**What to produce**
Set the pictures aside and return each record below precisely as written.
Supplied records section start
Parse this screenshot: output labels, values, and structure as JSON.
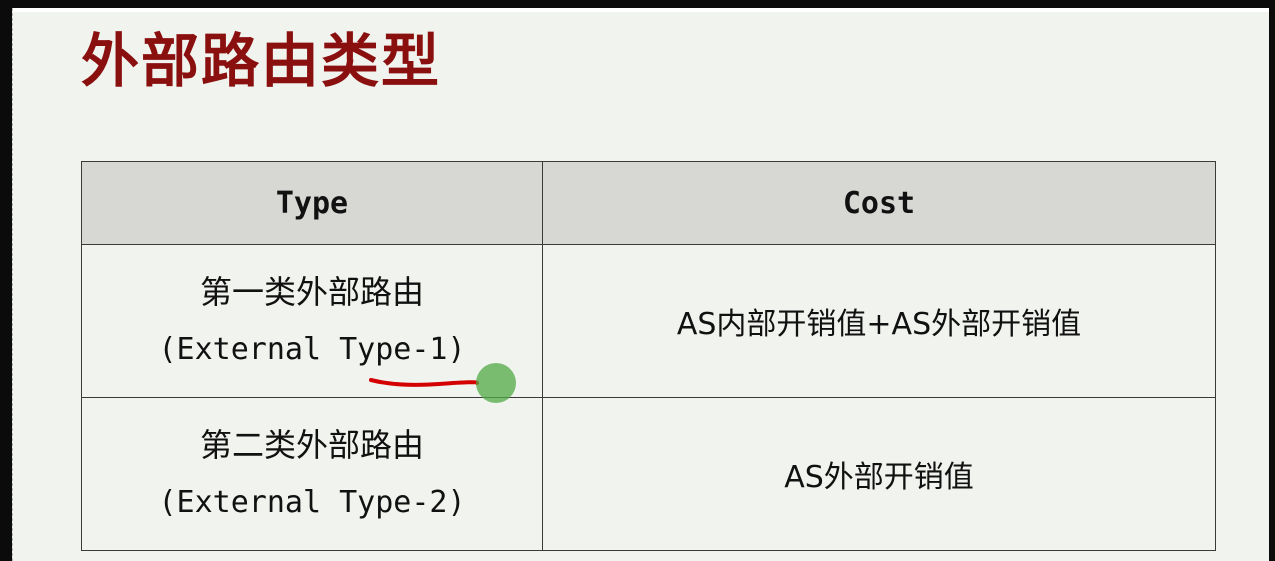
{
  "slide": {
    "title": "外部路由类型"
  },
  "table": {
    "headers": [
      "Type",
      "Cost"
    ],
    "rows": [
      {
        "type_cn": "第一类外部路由",
        "type_en": "(External Type-1)",
        "cost": "AS内部开销值+AS外部开销值"
      },
      {
        "type_cn": "第二类外部路由",
        "type_en": "(External Type-2)",
        "cost": "AS外部开销值"
      }
    ]
  },
  "annotation": {
    "underline_color": "#d40000",
    "pointer_color": "#52aa46"
  },
  "colors": {
    "title": "#8a1010",
    "slide_background": "#f1f3ee",
    "header_background": "#d7d7d4"
  }
}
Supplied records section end
**Response area**
Parse this screenshot: output labels, values, and structure as JSON.
{
  "slide": {
    "title": "外部路由类型"
  },
  "table": {
    "headers": [
      "Type",
      "Cost"
    ],
    "rows": [
      {
        "type_cn": "第一类外部路由",
        "type_en": "(External Type-1)",
        "cost": "AS内部开销值+AS外部开销值"
      },
      {
        "type_cn": "第二类外部路由",
        "type_en": "(External Type-2)",
        "cost": "AS外部开销值"
      }
    ]
  },
  "annotation": {
    "underline_color": "#d40000",
    "pointer_color": "#52aa46"
  },
  "colors": {
    "title": "#8a1010",
    "slide_background": "#f1f3ee",
    "header_background": "#d7d7d4"
  }
}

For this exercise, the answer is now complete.